(Material for this exercise Opens)

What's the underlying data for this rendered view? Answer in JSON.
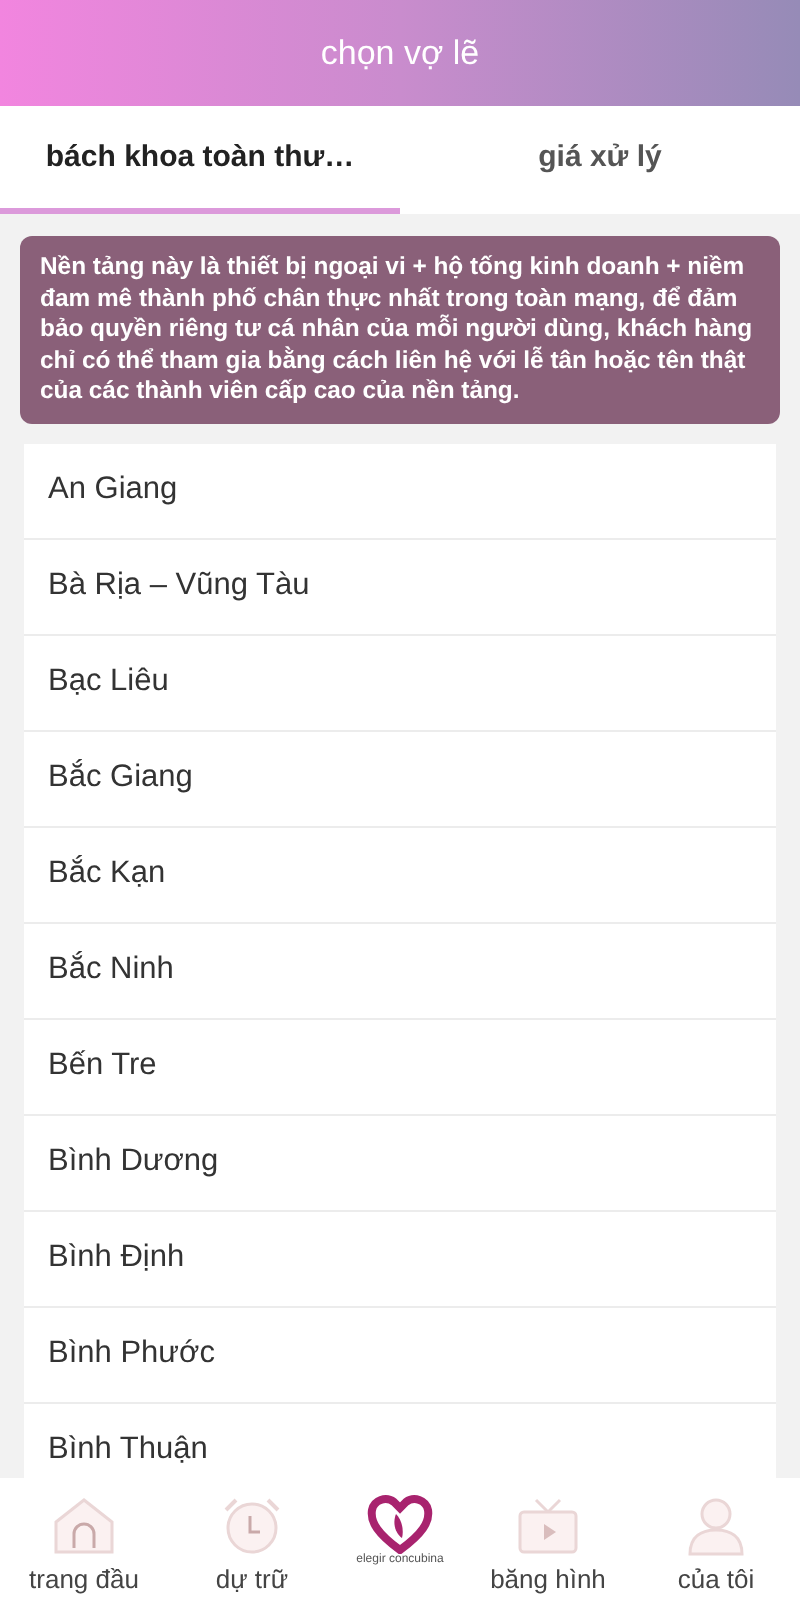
{
  "header": {
    "title": "chọn vợ lẽ"
  },
  "tabs": [
    {
      "label": "bách khoa toàn thư…",
      "selected": true
    },
    {
      "label": "giá xử lý",
      "selected": false
    }
  ],
  "notice": "Nền tảng này là thiết bị ngoại vi + hộ tống kinh doanh + niềm đam mê thành phố chân thực nhất trong toàn mạng, để đảm bảo quyền riêng tư cá nhân của mỗi người dùng, khách hàng chỉ có thể tham gia bằng cách liên hệ với lễ tân hoặc tên thật của các thành viên cấp cao của nền tảng.",
  "provinces": [
    "An Giang",
    "Bà Rịa – Vũng Tàu",
    "Bạc Liêu",
    "Bắc Giang",
    "Bắc Kạn",
    "Bắc Ninh",
    "Bến Tre",
    "Bình Dương",
    "Bình Định",
    "Bình Phước",
    "Bình Thuận"
  ],
  "nav": [
    {
      "kind": "home",
      "label": "trang đầu"
    },
    {
      "kind": "clock",
      "label": "dự trữ"
    },
    {
      "kind": "logo",
      "label": "elegir concubina"
    },
    {
      "kind": "tv",
      "label": "băng hình"
    },
    {
      "kind": "user",
      "label": "của tôi"
    }
  ]
}
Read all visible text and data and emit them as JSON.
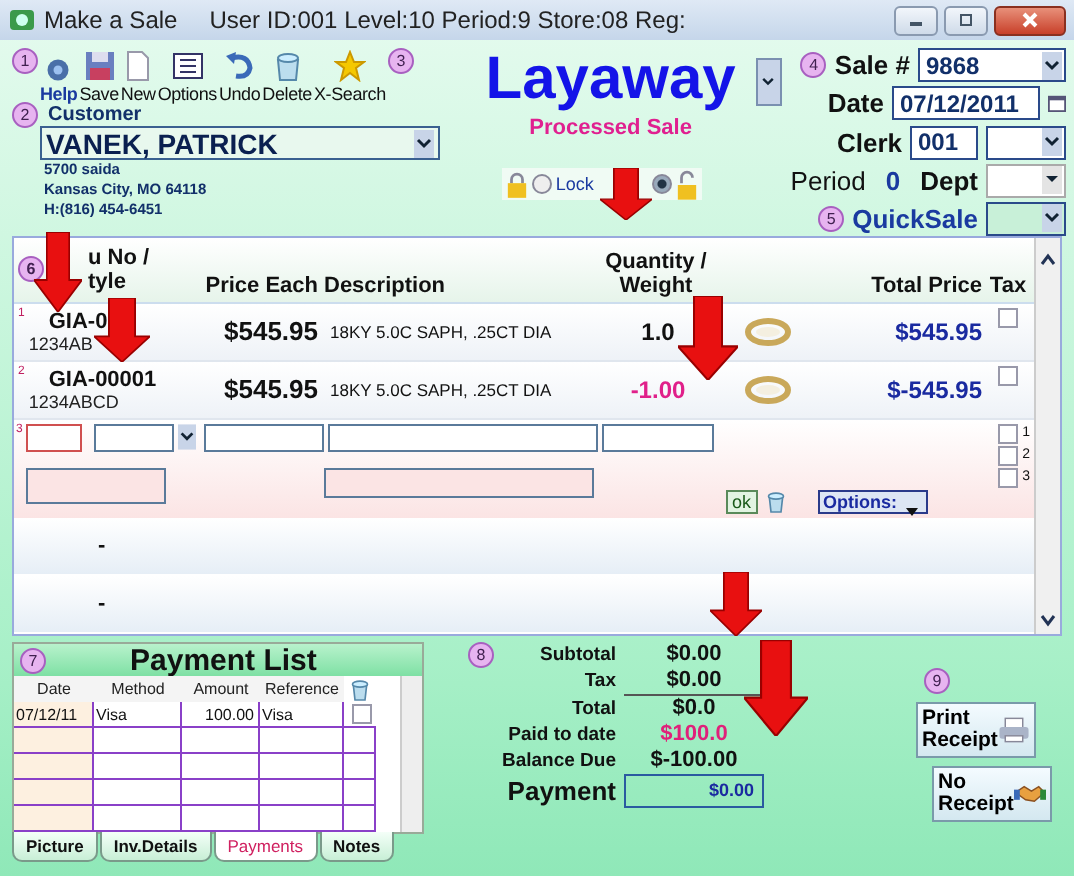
{
  "window": {
    "title": "Make a Sale",
    "info": "User ID:001 Level:10 Period:9 Store:08 Reg:"
  },
  "toolbar": {
    "badge": "1",
    "end_badge": "3",
    "buttons": [
      {
        "label": "Help",
        "kind": "help"
      },
      {
        "label": "Save",
        "kind": "save"
      },
      {
        "label": "New",
        "kind": "new"
      },
      {
        "label": "Options",
        "kind": "options"
      },
      {
        "label": "Undo",
        "kind": "undo"
      },
      {
        "label": "Delete",
        "kind": "delete"
      },
      {
        "label": "X-Search",
        "kind": "star"
      }
    ]
  },
  "mode": {
    "title": "Layaway",
    "subtitle": "Processed Sale"
  },
  "customer": {
    "badge": "2",
    "label": "Customer",
    "name": "VANEK, PATRICK",
    "address": [
      "5700 saida",
      "Kansas City, MO  64118",
      "H:(816) 454-6451"
    ]
  },
  "lock": {
    "label": "Lock",
    "locked": false
  },
  "sale": {
    "badge": "4",
    "sale_label": "Sale #",
    "sale_no": "9868",
    "date_label": "Date",
    "date": "07/12/2011",
    "clerk_label": "Clerk",
    "clerk": "001",
    "period_label": "Period",
    "period": "0",
    "dept_label": "Dept",
    "quick_badge": "5",
    "quick_label": "QuickSale"
  },
  "items": {
    "badge": "6",
    "columns": [
      {
        "lines": [
          "u No /",
          "tyle"
        ]
      },
      {
        "lines": [
          "Price Each"
        ]
      },
      {
        "lines": [
          "Description"
        ]
      },
      {
        "lines": [
          "Quantity /",
          "Weight"
        ]
      },
      {
        "lines": [
          "Total Price"
        ]
      },
      {
        "lines": [
          "Tax"
        ]
      }
    ],
    "rows": [
      {
        "index": "1",
        "sku": "GIA-0",
        "code": "1234AB",
        "price": "$545.95",
        "description": "18KY 5.0C SAPH, .25CT DIA",
        "quantity": "1.0",
        "negative": false,
        "total": "$545.95",
        "tax": false
      },
      {
        "index": "2",
        "sku": "GIA-00001",
        "code": "1234ABCD",
        "price": "$545.95",
        "description": "18KY 5.0C SAPH, .25CT DIA",
        "quantity": "-1.00",
        "negative": true,
        "total": "$-545.95",
        "tax": false
      }
    ],
    "entry": {
      "index": "3",
      "ok": "ok",
      "options": "Options:",
      "checks": [
        {
          "label": "1",
          "checked": false
        },
        {
          "label": "2",
          "checked": false
        },
        {
          "label": "3",
          "checked": false
        }
      ]
    },
    "empty_rows": [
      "-",
      "-"
    ]
  },
  "payments": {
    "badge": "7",
    "title": "Payment List",
    "columns": [
      "Date",
      "Method",
      "Amount",
      "Reference"
    ],
    "rows": [
      {
        "cells": [
          "07/12/11",
          "Visa",
          "100.00",
          "Visa"
        ],
        "checked": false
      }
    ],
    "tabs": [
      {
        "label": "Picture",
        "selected": false
      },
      {
        "label": "Inv.Details",
        "selected": false
      },
      {
        "label": "Payments",
        "selected": true
      },
      {
        "label": "Notes",
        "selected": false
      }
    ]
  },
  "totals": {
    "badge": "8",
    "lines": [
      {
        "label": "Subtotal",
        "value": "$0.00",
        "highlight": false
      },
      {
        "label": "Tax",
        "value": "$0.00",
        "highlight": false
      },
      {
        "label": "Total",
        "value": "$0.0",
        "highlight": false
      },
      {
        "label": "Paid to date",
        "value": "$100.0",
        "highlight": true
      },
      {
        "label": "Balance Due",
        "value": "$-100.00",
        "highlight": false
      }
    ],
    "payment_label": "Payment",
    "payment": "$0.00"
  },
  "receipt": {
    "badge": "9",
    "buttons": [
      {
        "label": "Print Receipt",
        "kind": "print"
      },
      {
        "label": "No Receipt",
        "kind": "handshake"
      }
    ]
  }
}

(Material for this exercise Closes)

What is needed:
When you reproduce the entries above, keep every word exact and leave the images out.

Task output:
What's the underlying data for this rendered view? Answer in JSON.
{
  "header": {
    "title": "chọn vợ lẽ"
  },
  "tabs": [
    {
      "label": "bách khoa toàn thư…",
      "selected": true
    },
    {
      "label": "giá xử lý",
      "selected": false
    }
  ],
  "notice": "Nền tảng này là thiết bị ngoại vi + hộ tống kinh doanh + niềm đam mê thành phố chân thực nhất trong toàn mạng, để đảm bảo quyền riêng tư cá nhân của mỗi người dùng, khách hàng chỉ có thể tham gia bằng cách liên hệ với lễ tân hoặc tên thật của các thành viên cấp cao của nền tảng.",
  "provinces": [
    "An Giang",
    "Bà Rịa – Vũng Tàu",
    "Bạc Liêu",
    "Bắc Giang",
    "Bắc Kạn",
    "Bắc Ninh",
    "Bến Tre",
    "Bình Dương",
    "Bình Định",
    "Bình Phước",
    "Bình Thuận"
  ],
  "nav": [
    {
      "kind": "home",
      "label": "trang đầu"
    },
    {
      "kind": "clock",
      "label": "dự trữ"
    },
    {
      "kind": "logo",
      "label": "elegir concubina"
    },
    {
      "kind": "tv",
      "label": "băng hình"
    },
    {
      "kind": "user",
      "label": "của tôi"
    }
  ]
}
Read all visible text and data and emit them as JSON.
{
  "window": {
    "title": "Make a Sale",
    "info": "User ID:001 Level:10 Period:9 Store:08 Reg:"
  },
  "toolbar": {
    "badge": "1",
    "end_badge": "3",
    "buttons": [
      {
        "label": "Help",
        "kind": "help"
      },
      {
        "label": "Save",
        "kind": "save"
      },
      {
        "label": "New",
        "kind": "new"
      },
      {
        "label": "Options",
        "kind": "options"
      },
      {
        "label": "Undo",
        "kind": "undo"
      },
      {
        "label": "Delete",
        "kind": "delete"
      },
      {
        "label": "X-Search",
        "kind": "star"
      }
    ]
  },
  "mode": {
    "title": "Layaway",
    "subtitle": "Processed Sale"
  },
  "customer": {
    "badge": "2",
    "label": "Customer",
    "name": "VANEK, PATRICK",
    "address": [
      "5700 saida",
      "Kansas City, MO  64118",
      "H:(816) 454-6451"
    ]
  },
  "lock": {
    "label": "Lock",
    "locked": false
  },
  "sale": {
    "badge": "4",
    "sale_label": "Sale #",
    "sale_no": "9868",
    "date_label": "Date",
    "date": "07/12/2011",
    "clerk_label": "Clerk",
    "clerk": "001",
    "period_label": "Period",
    "period": "0",
    "dept_label": "Dept",
    "quick_badge": "5",
    "quick_label": "QuickSale"
  },
  "items": {
    "badge": "6",
    "columns": [
      {
        "lines": [
          "u No /",
          "tyle"
        ]
      },
      {
        "lines": [
          "Price Each"
        ]
      },
      {
        "lines": [
          "Description"
        ]
      },
      {
        "lines": [
          "Quantity /",
          "Weight"
        ]
      },
      {
        "lines": [
          "Total Price"
        ]
      },
      {
        "lines": [
          "Tax"
        ]
      }
    ],
    "rows": [
      {
        "index": "1",
        "sku": "GIA-0",
        "code": "1234AB",
        "price": "$545.95",
        "description": "18KY 5.0C SAPH, .25CT DIA",
        "quantity": "1.0",
        "negative": false,
        "total": "$545.95",
        "tax": false
      },
      {
        "index": "2",
        "sku": "GIA-00001",
        "code": "1234ABCD",
        "price": "$545.95",
        "description": "18KY 5.0C SAPH, .25CT DIA",
        "quantity": "-1.00",
        "negative": true,
        "total": "$-545.95",
        "tax": false
      }
    ],
    "entry": {
      "index": "3",
      "ok": "ok",
      "options": "Options:",
      "checks": [
        {
          "label": "1",
          "checked": false
        },
        {
          "label": "2",
          "checked": false
        },
        {
          "label": "3",
          "checked": false
        }
      ]
    },
    "empty_rows": [
      "-",
      "-"
    ]
  },
  "payments": {
    "badge": "7",
    "title": "Payment List",
    "columns": [
      "Date",
      "Method",
      "Amount",
      "Reference"
    ],
    "rows": [
      {
        "cells": [
          "07/12/11",
          "Visa",
          "100.00",
          "Visa"
        ],
        "checked": false
      }
    ],
    "tabs": [
      {
        "label": "Picture",
        "selected": false
      },
      {
        "label": "Inv.Details",
        "selected": false
      },
      {
        "label": "Payments",
        "selected": true
      },
      {
        "label": "Notes",
        "selected": false
      }
    ]
  },
  "totals": {
    "badge": "8",
    "lines": [
      {
        "label": "Subtotal",
        "value": "$0.00",
        "highlight": false
      },
      {
        "label": "Tax",
        "value": "$0.00",
        "highlight": false
      },
      {
        "label": "Total",
        "value": "$0.0",
        "highlight": false
      },
      {
        "label": "Paid to date",
        "value": "$100.0",
        "highlight": true
      },
      {
        "label": "Balance Due",
        "value": "$-100.00",
        "highlight": false
      }
    ],
    "payment_label": "Payment",
    "payment": "$0.00"
  },
  "receipt": {
    "badge": "9",
    "buttons": [
      {
        "label": "Print Receipt",
        "kind": "print"
      },
      {
        "label": "No Receipt",
        "kind": "handshake"
      }
    ]
  }
}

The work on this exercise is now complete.